Anywhere the string "data" shows up in the listing below, copy the line it is in.
Supplied records section start
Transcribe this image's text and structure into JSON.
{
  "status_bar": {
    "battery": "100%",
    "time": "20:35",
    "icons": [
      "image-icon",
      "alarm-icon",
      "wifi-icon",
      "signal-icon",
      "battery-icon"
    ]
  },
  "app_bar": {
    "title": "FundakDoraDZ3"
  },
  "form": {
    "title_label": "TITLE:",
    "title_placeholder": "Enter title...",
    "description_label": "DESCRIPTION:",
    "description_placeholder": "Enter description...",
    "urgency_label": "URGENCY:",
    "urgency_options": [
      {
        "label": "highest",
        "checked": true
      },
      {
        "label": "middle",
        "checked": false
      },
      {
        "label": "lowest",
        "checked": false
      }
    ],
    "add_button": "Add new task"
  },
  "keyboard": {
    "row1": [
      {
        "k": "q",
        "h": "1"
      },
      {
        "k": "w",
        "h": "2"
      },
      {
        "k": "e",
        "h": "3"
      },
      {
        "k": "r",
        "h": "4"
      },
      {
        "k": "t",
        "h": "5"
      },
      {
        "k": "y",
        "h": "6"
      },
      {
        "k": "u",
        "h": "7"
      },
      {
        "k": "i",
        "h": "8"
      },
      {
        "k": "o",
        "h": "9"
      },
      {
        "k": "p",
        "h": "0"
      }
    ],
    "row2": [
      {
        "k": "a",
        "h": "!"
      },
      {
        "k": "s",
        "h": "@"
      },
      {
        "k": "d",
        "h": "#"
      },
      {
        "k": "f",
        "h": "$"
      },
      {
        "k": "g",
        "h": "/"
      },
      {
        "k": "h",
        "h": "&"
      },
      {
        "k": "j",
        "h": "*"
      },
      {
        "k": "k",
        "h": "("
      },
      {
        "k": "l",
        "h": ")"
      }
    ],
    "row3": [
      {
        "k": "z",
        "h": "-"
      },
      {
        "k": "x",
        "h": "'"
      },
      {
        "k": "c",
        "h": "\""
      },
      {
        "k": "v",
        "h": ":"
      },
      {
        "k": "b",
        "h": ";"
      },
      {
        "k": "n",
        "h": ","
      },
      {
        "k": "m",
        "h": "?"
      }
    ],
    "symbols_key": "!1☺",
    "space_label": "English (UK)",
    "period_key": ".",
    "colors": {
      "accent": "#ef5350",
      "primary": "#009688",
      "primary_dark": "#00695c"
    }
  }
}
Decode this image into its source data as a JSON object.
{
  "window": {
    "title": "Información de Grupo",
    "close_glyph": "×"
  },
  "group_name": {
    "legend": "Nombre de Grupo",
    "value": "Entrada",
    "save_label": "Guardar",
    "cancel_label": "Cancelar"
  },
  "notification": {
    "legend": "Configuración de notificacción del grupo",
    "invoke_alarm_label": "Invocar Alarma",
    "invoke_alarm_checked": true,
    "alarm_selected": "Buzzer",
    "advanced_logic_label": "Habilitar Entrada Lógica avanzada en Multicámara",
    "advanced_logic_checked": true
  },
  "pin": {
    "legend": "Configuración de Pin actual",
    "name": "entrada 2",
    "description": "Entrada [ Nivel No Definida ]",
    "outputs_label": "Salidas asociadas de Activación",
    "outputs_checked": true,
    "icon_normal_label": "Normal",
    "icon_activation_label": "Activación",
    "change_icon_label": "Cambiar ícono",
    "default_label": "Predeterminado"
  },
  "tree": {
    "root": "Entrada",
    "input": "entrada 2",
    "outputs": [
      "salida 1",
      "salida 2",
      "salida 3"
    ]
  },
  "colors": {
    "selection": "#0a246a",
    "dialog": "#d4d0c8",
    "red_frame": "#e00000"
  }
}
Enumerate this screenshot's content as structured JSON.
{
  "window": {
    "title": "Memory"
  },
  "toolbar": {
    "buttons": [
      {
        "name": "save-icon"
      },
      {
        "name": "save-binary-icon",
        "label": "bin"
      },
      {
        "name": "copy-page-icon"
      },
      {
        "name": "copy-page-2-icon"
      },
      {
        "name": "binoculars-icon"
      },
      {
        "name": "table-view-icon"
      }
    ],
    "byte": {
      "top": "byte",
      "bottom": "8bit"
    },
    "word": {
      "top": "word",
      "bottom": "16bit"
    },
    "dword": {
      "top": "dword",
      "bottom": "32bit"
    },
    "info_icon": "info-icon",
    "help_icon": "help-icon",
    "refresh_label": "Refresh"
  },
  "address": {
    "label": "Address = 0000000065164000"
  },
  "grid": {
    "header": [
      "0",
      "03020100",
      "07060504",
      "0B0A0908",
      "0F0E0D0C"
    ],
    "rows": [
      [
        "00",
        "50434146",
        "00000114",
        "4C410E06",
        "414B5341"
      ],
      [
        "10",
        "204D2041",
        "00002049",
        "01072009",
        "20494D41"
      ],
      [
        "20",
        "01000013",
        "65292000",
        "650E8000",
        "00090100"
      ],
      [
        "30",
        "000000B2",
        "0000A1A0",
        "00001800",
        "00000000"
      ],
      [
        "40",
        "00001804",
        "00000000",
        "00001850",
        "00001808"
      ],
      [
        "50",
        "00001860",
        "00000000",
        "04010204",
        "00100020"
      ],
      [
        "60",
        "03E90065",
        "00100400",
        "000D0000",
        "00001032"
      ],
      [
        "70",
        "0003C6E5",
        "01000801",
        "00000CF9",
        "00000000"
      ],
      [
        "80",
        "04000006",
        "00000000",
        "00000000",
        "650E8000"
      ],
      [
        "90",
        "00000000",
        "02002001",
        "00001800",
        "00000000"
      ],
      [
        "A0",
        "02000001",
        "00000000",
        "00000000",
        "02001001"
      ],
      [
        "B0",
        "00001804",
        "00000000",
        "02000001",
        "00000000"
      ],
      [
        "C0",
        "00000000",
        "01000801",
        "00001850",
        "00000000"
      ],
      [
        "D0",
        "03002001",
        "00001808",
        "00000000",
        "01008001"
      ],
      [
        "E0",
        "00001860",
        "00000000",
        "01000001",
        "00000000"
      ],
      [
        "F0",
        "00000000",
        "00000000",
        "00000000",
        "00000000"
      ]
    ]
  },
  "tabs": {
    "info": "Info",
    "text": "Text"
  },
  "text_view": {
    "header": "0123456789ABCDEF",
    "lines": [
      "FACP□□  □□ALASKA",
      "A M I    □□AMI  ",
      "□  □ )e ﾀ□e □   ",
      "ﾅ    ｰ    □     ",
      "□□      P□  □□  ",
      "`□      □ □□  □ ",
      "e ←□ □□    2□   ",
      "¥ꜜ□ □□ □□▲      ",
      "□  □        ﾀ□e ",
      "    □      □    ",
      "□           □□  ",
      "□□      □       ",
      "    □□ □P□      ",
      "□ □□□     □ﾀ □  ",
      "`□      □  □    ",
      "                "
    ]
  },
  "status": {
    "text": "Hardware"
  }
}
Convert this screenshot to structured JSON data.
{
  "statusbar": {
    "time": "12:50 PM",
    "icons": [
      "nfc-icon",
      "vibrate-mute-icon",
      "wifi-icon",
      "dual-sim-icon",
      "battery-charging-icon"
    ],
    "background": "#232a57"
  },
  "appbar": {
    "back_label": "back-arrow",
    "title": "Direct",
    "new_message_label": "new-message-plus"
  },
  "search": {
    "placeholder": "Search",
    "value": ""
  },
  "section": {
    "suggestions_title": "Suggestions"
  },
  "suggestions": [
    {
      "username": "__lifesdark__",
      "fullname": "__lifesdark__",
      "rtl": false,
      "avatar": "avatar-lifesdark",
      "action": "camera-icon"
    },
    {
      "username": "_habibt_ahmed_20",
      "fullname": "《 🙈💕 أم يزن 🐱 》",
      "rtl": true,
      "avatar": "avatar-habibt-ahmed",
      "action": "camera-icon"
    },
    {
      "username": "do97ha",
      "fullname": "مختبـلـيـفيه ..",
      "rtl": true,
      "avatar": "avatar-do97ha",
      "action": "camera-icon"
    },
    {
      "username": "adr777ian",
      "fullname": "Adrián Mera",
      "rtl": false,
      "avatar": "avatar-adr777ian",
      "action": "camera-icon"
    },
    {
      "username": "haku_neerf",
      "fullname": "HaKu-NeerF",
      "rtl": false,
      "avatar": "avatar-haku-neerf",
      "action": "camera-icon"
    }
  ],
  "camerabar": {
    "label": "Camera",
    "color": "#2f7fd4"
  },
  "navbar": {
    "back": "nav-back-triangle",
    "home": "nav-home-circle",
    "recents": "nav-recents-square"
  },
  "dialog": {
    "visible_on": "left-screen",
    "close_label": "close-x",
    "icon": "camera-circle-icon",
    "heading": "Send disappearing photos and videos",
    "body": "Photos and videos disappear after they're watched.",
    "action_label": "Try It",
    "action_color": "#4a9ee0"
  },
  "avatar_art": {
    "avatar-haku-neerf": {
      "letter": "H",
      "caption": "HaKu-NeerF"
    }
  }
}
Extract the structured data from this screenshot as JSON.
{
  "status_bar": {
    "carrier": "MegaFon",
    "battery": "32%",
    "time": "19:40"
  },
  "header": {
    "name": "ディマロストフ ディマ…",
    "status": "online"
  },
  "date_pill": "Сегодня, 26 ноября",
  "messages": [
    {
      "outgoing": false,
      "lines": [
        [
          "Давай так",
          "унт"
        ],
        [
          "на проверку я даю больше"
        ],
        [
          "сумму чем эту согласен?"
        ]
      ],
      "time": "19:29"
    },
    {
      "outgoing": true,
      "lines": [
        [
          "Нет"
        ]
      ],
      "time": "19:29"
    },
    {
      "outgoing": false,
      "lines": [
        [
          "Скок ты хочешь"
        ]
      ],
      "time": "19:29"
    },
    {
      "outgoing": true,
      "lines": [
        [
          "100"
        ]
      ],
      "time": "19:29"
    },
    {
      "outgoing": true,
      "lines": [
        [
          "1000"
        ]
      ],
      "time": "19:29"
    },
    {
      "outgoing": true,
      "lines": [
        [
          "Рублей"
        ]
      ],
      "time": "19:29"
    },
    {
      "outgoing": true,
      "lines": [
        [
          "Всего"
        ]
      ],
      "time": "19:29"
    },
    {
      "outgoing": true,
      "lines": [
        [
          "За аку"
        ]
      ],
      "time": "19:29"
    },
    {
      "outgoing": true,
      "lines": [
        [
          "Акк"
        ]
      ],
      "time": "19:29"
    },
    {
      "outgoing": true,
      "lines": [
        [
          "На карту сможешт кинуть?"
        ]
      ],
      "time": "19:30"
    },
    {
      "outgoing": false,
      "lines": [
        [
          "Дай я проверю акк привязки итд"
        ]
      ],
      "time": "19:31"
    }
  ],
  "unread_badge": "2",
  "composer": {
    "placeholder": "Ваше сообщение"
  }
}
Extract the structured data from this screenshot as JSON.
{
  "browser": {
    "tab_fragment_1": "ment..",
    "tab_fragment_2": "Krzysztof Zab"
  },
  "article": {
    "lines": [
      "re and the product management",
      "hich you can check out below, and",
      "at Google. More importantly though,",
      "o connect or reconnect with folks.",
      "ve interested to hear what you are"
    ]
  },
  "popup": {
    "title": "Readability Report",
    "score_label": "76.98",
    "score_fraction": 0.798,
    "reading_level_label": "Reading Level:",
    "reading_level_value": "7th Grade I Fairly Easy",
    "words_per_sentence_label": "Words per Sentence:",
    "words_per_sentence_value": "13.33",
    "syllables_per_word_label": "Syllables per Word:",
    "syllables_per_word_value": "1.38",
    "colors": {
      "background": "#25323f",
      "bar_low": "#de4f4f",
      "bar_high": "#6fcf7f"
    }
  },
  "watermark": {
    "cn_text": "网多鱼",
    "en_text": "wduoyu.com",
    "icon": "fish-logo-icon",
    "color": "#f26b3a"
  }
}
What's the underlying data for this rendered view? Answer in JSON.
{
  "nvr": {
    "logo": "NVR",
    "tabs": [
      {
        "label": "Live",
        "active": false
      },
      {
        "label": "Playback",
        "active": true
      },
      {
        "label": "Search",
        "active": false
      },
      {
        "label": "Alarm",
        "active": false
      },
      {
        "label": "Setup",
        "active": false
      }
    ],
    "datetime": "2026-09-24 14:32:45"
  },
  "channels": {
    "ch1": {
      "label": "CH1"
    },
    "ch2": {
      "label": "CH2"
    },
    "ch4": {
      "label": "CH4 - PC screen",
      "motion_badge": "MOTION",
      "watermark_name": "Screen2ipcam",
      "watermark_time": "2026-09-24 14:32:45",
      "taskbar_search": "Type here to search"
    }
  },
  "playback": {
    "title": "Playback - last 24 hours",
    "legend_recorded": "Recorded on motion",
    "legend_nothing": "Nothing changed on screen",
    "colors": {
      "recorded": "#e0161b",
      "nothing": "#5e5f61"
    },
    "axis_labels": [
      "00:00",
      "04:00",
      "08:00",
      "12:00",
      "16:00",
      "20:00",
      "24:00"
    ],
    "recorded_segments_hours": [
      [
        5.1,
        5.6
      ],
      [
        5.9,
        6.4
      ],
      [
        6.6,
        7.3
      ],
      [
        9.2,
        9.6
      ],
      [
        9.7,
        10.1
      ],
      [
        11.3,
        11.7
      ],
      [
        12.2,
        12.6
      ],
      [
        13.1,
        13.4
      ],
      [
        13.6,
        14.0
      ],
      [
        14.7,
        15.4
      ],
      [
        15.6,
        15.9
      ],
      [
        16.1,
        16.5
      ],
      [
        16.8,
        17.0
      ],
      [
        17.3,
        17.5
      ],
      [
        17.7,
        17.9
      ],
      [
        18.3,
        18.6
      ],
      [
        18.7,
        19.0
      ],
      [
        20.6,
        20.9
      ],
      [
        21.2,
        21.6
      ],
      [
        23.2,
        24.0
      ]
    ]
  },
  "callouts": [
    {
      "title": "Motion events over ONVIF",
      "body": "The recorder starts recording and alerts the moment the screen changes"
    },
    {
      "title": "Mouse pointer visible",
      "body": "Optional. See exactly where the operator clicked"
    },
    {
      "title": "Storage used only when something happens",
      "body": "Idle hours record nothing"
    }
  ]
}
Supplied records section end
*Solved problem*.
Decode this image into its source data as a JSON object.
Convert this screenshot to structured JSON data.
Extract the structured data from this screenshot as JSON.
Extract the structured data from this screenshot as JSON.
What's the underlying data for this rendered view? Answer in JSON.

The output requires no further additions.